## DIRECTIONS
Only an exact copy of the records below will serve as the answer.
::::::::
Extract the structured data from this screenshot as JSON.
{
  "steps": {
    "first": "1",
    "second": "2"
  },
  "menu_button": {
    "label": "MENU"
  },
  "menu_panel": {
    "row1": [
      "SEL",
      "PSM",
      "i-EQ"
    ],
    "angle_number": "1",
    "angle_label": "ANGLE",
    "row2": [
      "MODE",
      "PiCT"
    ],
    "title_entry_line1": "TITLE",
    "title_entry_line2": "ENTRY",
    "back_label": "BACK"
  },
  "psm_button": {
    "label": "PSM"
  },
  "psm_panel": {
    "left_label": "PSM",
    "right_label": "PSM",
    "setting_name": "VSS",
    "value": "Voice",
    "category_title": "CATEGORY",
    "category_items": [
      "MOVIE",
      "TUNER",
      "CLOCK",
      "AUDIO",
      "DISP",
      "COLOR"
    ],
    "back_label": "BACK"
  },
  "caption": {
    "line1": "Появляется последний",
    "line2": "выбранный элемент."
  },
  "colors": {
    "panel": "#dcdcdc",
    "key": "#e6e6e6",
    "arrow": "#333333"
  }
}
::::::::
## EXPECTED OUTPUT
Extract the structured data from this screenshot as JSON.
{
  "steps": {
    "first": "1",
    "second": "2"
  },
  "menu_button": {
    "label": "MENU"
  },
  "menu_panel": {
    "row1": [
      "SEL",
      "PSM",
      "i-EQ"
    ],
    "angle_number": "1",
    "angle_label": "ANGLE",
    "row2": [
      "MODE",
      "PiCT"
    ],
    "title_entry_line1": "TITLE",
    "title_entry_line2": "ENTRY",
    "back_label": "BACK"
  },
  "psm_button": {
    "label": "PSM"
  },
  "psm_panel": {
    "left_label": "PSM",
    "right_label": "PSM",
    "setting_name": "VSS",
    "value": "Voice",
    "category_title": "CATEGORY",
    "category_items": [
      "MOVIE",
      "TUNER",
      "CLOCK",
      "AUDIO",
      "DISP",
      "COLOR"
    ],
    "back_label": "BACK"
  },
  "caption": {
    "line1": "Появляется последний",
    "line2": "выбранный элемент."
  },
  "colors": {
    "panel": "#dcdcdc",
    "key": "#e6e6e6",
    "arrow": "#333333"
  }
}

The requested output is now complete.